“[When We Cease to Understand the World] is as compact and potent as a capsule of cyanide, a poison whose origin story takes up much of the opening chapter—the first of many looping forays into the wonders and horrors unleashed by science in the past few centuries. . . . It is a meditation in prose that bears a familial relationship to the work of W. G. Sebald or Olga Tokarczuk: a sequence of accounts that skew biographical but also venture into the terrain of imagination. . . . The stories in this book nest inside one another, their points of contact with reality almost impossible to fully determine.” —Ruth Franklin, The New Yorker
“Darkly dazzling. . . [Labatut] illustrates the unbreakable bond between horror and beauty, life-saving and life-destroying. . . . This book—as haunting as it is erudite—stubbornly insists on connecting the wonders of scientific advancement to the atrocities of history.” —Sam Sacks, The Wall Street Journal
“Labatut’s stylish English-language debut offers an embellished, heretical, and thoroughly engrossing account of the personalities and creative madness that gave rise to some of the 20th century’s greatest scientific discoveries. . . [Labatut’s] subject is the all-consuming human drive to discover, and the danger therein. . . Hard to pin down and all the more enjoyable for it, this unique work is one to be savored.” —Publishers Weekly, starred review
“[When We Cease to Understand the World] rattles the prevailing narrative of heroic scientific innovators.” —Mark Athitakis, Los Angeles Times
“Absolutely brilliant. I was utterly gripped and wolfed it down. It feels as if he has invented an entirely new genre.” —Mark Haddon
“A thrilling account of theories of physics, and as a series of highly-wrought imaginative extrapolations about the physicists who arrived at them.” —Geoff Dyer
“When We Cease to Understand the World by Benjamín Labatut is the strangest and most original book I’ve read for years.
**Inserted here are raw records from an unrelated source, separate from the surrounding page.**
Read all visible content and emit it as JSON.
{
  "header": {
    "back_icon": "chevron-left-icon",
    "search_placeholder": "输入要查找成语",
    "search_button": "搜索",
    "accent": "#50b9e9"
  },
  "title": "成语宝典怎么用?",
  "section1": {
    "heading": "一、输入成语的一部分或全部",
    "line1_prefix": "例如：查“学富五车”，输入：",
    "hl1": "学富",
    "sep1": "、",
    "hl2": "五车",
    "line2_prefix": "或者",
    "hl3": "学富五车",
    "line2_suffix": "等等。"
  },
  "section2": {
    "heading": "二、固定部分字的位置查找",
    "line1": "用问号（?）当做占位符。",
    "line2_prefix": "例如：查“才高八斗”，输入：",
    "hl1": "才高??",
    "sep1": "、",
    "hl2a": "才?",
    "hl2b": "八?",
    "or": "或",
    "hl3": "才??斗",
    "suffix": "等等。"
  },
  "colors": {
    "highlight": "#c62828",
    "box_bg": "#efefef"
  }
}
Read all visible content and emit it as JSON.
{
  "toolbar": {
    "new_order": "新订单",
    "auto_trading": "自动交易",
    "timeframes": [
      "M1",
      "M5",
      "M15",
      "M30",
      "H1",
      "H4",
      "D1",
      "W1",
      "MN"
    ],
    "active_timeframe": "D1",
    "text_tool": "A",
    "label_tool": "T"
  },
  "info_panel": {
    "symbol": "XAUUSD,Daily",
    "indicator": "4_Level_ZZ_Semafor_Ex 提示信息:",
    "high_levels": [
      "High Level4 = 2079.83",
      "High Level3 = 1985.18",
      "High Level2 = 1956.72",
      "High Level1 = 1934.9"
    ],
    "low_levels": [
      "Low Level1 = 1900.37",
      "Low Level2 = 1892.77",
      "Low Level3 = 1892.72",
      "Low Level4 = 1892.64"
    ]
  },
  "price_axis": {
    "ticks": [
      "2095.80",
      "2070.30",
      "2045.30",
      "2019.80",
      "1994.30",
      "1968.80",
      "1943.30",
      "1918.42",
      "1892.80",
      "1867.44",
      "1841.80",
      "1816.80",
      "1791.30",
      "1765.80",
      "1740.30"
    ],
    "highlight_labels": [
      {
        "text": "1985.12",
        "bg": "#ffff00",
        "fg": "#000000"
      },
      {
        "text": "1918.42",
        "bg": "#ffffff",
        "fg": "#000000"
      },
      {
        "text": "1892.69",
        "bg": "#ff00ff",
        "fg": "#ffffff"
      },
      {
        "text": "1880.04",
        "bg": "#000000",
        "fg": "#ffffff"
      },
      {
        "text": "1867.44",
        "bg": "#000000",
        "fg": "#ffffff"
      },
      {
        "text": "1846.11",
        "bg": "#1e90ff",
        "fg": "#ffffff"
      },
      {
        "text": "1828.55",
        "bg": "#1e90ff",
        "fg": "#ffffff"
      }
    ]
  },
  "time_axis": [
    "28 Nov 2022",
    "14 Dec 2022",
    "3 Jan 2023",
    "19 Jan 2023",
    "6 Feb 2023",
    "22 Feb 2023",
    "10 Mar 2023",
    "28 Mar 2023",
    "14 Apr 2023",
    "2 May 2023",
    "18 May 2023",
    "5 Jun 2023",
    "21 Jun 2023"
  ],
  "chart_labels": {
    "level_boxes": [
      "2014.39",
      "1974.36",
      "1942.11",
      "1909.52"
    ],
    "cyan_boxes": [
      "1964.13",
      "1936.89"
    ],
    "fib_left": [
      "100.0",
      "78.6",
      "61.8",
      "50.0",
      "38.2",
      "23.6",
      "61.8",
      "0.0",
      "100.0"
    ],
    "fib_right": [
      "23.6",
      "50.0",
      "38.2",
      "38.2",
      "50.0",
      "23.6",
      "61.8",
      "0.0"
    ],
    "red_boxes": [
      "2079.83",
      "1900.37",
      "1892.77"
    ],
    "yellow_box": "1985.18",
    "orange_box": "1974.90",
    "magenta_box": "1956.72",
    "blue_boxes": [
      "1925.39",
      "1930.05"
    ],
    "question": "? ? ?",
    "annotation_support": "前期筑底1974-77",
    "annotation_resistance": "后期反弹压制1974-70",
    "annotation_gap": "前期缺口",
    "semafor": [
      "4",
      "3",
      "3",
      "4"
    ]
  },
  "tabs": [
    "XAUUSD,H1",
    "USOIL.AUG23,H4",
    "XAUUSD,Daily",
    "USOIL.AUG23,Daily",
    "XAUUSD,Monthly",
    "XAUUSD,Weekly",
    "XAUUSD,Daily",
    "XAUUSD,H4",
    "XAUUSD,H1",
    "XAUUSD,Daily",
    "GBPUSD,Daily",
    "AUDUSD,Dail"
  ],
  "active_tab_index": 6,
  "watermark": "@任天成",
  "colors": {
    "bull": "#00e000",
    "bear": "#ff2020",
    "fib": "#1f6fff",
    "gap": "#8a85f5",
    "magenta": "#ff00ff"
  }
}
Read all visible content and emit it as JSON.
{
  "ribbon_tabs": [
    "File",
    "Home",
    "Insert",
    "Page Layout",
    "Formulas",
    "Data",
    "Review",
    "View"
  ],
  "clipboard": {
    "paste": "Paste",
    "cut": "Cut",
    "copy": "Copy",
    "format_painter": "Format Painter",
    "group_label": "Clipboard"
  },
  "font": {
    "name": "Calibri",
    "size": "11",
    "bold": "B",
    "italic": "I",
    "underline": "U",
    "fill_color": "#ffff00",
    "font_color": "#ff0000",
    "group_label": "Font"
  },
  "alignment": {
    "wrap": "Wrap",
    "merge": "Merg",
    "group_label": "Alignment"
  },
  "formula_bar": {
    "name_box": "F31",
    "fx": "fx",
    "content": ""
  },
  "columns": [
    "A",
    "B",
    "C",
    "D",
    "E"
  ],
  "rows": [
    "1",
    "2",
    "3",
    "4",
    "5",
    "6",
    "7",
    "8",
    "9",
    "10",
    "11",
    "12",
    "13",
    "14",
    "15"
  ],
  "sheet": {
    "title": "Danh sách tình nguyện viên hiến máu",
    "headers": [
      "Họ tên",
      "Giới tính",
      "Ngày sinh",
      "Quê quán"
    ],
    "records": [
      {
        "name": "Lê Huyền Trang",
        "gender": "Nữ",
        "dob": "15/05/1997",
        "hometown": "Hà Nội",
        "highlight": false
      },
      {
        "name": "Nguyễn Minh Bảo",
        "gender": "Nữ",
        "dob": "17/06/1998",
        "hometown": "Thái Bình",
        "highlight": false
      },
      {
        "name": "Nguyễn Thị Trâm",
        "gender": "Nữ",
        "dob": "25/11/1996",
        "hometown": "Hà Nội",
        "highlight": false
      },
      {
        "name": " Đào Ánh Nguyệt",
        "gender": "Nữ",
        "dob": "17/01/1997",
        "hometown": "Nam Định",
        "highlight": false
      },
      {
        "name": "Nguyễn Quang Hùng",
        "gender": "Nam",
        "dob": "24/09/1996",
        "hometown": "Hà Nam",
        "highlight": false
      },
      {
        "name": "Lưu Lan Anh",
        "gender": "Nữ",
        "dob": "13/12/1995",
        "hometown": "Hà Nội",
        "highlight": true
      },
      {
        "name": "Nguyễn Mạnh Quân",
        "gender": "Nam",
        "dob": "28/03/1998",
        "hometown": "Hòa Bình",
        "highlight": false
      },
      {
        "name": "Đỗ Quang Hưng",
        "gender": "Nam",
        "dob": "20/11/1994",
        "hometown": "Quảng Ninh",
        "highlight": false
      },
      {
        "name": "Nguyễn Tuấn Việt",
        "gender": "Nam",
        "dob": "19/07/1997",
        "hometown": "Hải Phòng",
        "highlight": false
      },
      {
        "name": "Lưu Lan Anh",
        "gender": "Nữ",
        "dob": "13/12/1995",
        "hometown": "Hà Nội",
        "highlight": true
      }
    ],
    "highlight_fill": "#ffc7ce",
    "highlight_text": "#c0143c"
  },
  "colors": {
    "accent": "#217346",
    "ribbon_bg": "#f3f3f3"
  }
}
It hovers in a state between fiction and non-fiction, or wave and particle, and makes an account of modern mathematics and science into something as eerie as a great ghost story.” —Philip Pullman, New Statesman, ‘Books of the Year’
“A dazzling associative caper full of graceful arabesques linking continents and centuries and ideas.” —The Sunday Times Culture
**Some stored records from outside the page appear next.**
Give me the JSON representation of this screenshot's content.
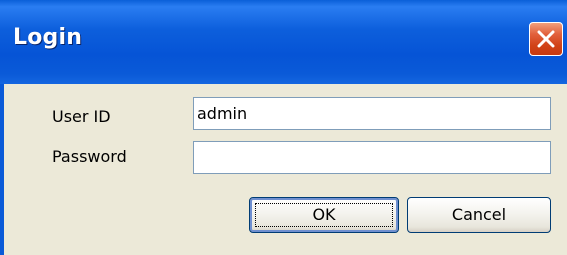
{
  "window": {
    "title": "Login"
  },
  "form": {
    "user_id_label": "User ID",
    "user_id_value": "admin",
    "password_label": "Password",
    "password_value": ""
  },
  "buttons": {
    "ok_label": "OK",
    "cancel_label": "Cancel"
  },
  "icons": {
    "close": "close-icon"
  },
  "colors": {
    "titlebar": "#0a5ad8",
    "close_button": "#d14318",
    "dialog_background": "#ece9d8",
    "field_border": "#7f9db9"
  }
}
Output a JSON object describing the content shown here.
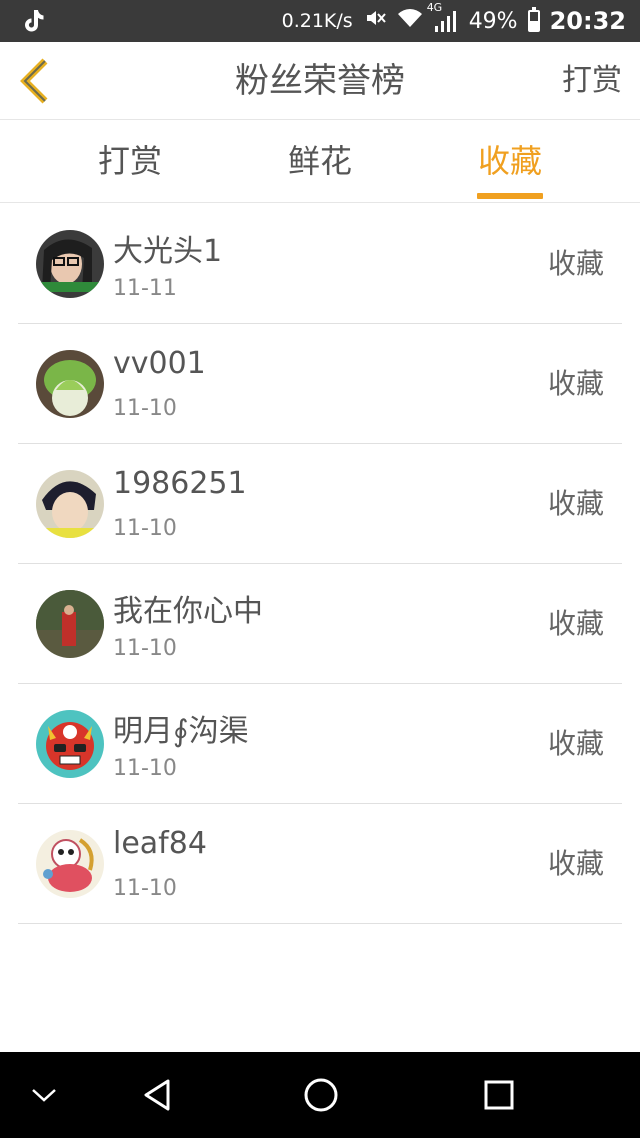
{
  "status_bar": {
    "net_speed": "0.21K/s",
    "network_type": "4G",
    "battery": "49%",
    "time": "20:32",
    "icons": [
      "tiktok-icon",
      "mute-icon",
      "wifi-icon",
      "signal-icon",
      "battery-icon"
    ]
  },
  "header": {
    "title": "粉丝荣誉榜",
    "action_label": "打赏",
    "back_icon": "chevron-left-icon"
  },
  "tabs": [
    {
      "label": "打赏",
      "active": false
    },
    {
      "label": "鲜花",
      "active": false
    },
    {
      "label": "收藏",
      "active": true
    }
  ],
  "list": [
    {
      "name": "大光头1",
      "date": "11-11",
      "action": "收藏"
    },
    {
      "name": "vv001",
      "date": "11-10",
      "action": "收藏"
    },
    {
      "name": "1986251",
      "date": "11-10",
      "action": "收藏"
    },
    {
      "name": "我在你心中",
      "date": "11-10",
      "action": "收藏"
    },
    {
      "name": "明月∮沟渠",
      "date": "11-10",
      "action": "收藏"
    },
    {
      "name": "leaf84",
      "date": "11-10",
      "action": "收藏"
    }
  ],
  "colors": {
    "accent": "#f0a020",
    "status_bar": "#3a3a3a",
    "nav_bar": "#000000"
  },
  "nav_bar": {
    "icons": [
      "chevron-down-icon",
      "back-triangle-icon",
      "home-circle-icon",
      "recents-square-icon"
    ]
  }
}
“Remind[s] us of fiction’s power to take us to another world and expand our understanding of this one . . . When We Cease to Understand the World showcases the minds seeking to pierce the mysterious heart of mathematics.” —The Guardian, ‘Biggest books of autumn’
“It may be possible to actually feel your brain getting bigger as you read.” —Evening Standard
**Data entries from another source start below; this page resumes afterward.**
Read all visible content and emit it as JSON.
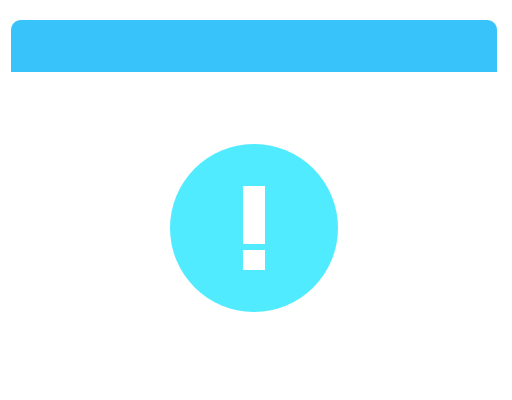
{
  "header": {
    "color": "#38c4fb"
  },
  "alert": {
    "icon": "exclamation-circle-icon",
    "circle_color": "#50ebff",
    "glyph_color": "#ffffff"
  }
}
“Labatut has written a dystopian nonfiction novel set not in the future but in the present.” —John Banville, The Guardian
“An exquisitely written and continuously fascinating hybrid work of fiction and history.” —Catherine Taylor, The Irish Times
“Wholly mesmerising and revelatory . . . Completely fascinating.” —William Boyd